Reports: Patriots, Gronkowski working on deal

661390.jpg

Reports: Patriots, Gronkowski working on deal

According to several reports, the Patriots are re-negotiating the contract of tight end Rob Gronkowski. It appears nothing has been finalized just yet, and it is unclear whether the Patriots are restructuring the final two years of Gronkowski's current deal or if they are working to give him an extension.

Gronkowski, a second-round pick in 2010, is scheduled to make 540,000 this season and 575,000 in 2013, the final two years of his four-year rookie deal.

In just two seasons, Gronkowski has already solidified his position among the NFL's best tight ends. In 2011, he set records when he caught 90 passes for 1,327 yards and 17 touchdowns. He added another score on a two-yard run.

Gronkowski played Super Bowl XLVI with a badly sprained ankle he suffered in the AFC Championship Game against the Ravens. He had surgery soon after the season to repair the damage and has been seen rehabbing the injury during Patriots OTAs.

The Patriots don't often re-do rookie deals (though just last year they gave Jerod Mayo a 5-year extension before his five-year contract was set to expire at the end of the 2012 season). But it would make sense for them to either a) lock up arguably the best tight end in football with an extension or b) simply give him a raise in the final two years of his current deal in order to gain some favor and perhaps avoid a messy negotiation in two years when Gronkowski could try to set the market for players at his position.

More to come . . .

Curran’s 100 plays that shaped a dynasty: A nice pair of kicks

top_100_plays_3-4.png

Curran’s 100 plays that shaped a dynasty: A nice pair of kicks

We're into the Top 10 now.

These are the plays of the Bill Belichick Era you best never forget. And probably can't. They're the ones that led directly to championships -- most for New England, a couple for the other guys. Or they're plays that signified a sea change in the way the New England Patriots under Belichick would be behaving from there on out.

I did my best to stack them in order of importance. You got a problem with that? Good. Let us know what's too high, too low or just plain wrong. And thanks for keeping up!

PLAY NUMBER: 4

THE YEAR: 2001 (actually Feb. 3, 2002)

THE GAME: Patriots 20, Rams 17

THE PLAY: Vinatieri 48-yarder in Superdome delivers SB36 win
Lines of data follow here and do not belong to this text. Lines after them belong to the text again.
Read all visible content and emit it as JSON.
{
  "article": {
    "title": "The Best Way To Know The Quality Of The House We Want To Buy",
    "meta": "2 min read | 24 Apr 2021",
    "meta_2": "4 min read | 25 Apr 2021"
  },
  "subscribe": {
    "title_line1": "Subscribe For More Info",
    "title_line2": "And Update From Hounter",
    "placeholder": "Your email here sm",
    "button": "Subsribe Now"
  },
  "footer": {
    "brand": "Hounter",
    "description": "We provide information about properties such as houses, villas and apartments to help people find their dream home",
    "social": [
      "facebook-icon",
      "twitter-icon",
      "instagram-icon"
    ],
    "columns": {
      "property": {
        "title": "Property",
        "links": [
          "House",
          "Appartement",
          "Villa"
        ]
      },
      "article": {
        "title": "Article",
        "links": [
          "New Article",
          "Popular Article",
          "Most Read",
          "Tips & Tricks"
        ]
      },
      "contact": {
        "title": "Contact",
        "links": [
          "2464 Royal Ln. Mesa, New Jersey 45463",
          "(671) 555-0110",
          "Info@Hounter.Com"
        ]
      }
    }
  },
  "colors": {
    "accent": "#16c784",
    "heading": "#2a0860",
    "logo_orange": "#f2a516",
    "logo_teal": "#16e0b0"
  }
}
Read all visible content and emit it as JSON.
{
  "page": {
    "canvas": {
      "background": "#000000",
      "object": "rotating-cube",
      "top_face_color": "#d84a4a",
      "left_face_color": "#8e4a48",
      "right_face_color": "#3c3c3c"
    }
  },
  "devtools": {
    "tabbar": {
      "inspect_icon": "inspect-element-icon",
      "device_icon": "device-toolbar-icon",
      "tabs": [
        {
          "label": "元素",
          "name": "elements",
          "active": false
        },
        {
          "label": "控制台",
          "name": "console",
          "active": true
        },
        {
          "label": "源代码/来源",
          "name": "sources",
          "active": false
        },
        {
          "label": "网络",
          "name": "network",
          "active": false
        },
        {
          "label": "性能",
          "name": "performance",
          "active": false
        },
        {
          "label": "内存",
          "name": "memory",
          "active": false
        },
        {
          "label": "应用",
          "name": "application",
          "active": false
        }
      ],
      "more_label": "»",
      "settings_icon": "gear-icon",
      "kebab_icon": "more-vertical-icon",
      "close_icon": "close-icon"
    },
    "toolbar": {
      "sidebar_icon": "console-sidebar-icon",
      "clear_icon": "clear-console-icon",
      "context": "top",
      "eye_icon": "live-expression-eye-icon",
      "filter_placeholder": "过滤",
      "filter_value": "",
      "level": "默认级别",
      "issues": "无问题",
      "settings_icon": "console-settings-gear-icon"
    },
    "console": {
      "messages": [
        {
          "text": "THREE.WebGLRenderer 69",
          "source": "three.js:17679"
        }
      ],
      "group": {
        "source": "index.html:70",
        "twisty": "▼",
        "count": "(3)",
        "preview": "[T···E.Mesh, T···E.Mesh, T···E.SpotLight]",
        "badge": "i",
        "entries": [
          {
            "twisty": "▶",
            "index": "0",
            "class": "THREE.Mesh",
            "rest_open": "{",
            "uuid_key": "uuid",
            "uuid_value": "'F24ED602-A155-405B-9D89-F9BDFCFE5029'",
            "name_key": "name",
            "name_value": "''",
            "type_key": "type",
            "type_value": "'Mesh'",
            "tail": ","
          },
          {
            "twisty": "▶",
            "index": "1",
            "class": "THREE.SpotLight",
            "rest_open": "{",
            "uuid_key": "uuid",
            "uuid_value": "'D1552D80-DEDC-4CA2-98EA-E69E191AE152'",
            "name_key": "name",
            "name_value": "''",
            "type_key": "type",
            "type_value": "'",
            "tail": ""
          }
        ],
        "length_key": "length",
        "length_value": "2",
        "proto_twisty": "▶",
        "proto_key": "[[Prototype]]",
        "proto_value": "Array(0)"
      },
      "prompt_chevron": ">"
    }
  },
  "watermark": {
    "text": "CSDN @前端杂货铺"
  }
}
WHY IT’S HERE: When the Red Sox won the World Series in 2004, it was viewed nationally and locally as a cathartic moment for a long-suffering region. Deliverance for a fanbase that resolutely suffered through 90 years of star-crossed heartbreak with a mix of stoicism and fatalism. “Long-suffering Red Sox fan” was a badge of honor, an identity. And New Englanders – baseball fans or not - would self-identify with the hideous notion of Red Sox Nation. There was no “Patriots Nation.” To drag out the forced metaphor, Patriots fans were living in tents and cabins in the wilderness, recluses. Reluctant to be seen in town where they’d be mocked. And suddenly, they cobbled together one of the most improbable, magical seasons in American professional sports, a year which gave birth to a dynasty which was first celebrated, now reviled but always respected. And while so many games and plays led to this 48-yarder – ones we’ve mentioned 12 times on this list – Adam Vinatieri kicking a 48-yarder right down the f****** middle to win the Super Bowl was an orgasmic moment for the recluses and pariahs that had been Patriots fans when nobody would admit to such a thing.
 

PLAY NUMBER: 3

THE YEAR: 2001 (actually Jan. 19, 2002)

THE GAME: Patriots 16, Raiders 13

THE PLAY: Vinatieri from 45 through a blizzard to tie Snow Bowl

WHY IT’S HERE: Two thoughts traveling on parallel tracks were running through the mind while Adam Vinatieri trotted onto the field and lined up his 45-yarder to tie Oakland in the 2001 AFC Divisional Playoff Game, the final one at Foxboro Stadium. “There’s no way he can make this kick in this weather,” was the first. “The way this season’s gone, I bet he makes this kick. It can’t end here. It can’t end now.” From where I was sitting in the press box I couldn’t see the ball clearly, probably because I was looking for it on a higher trajectory than Vinatieri used. So I remember Vinatieri going through the ball, my being unable to locate it in the air and then looking for the refs under the goalposts to see their signal. And when I located them, I saw the ball scuttle past. Then I saw the officials’ arms rise. Twenty-five years earlier, the first team I ever followed passionately – the ’76 Patriots – left me in tears when they lost to the Raiders in the playoffs. Now, at 33, I was covering that team and it had gotten a measure of retribution for the 8-year-old me.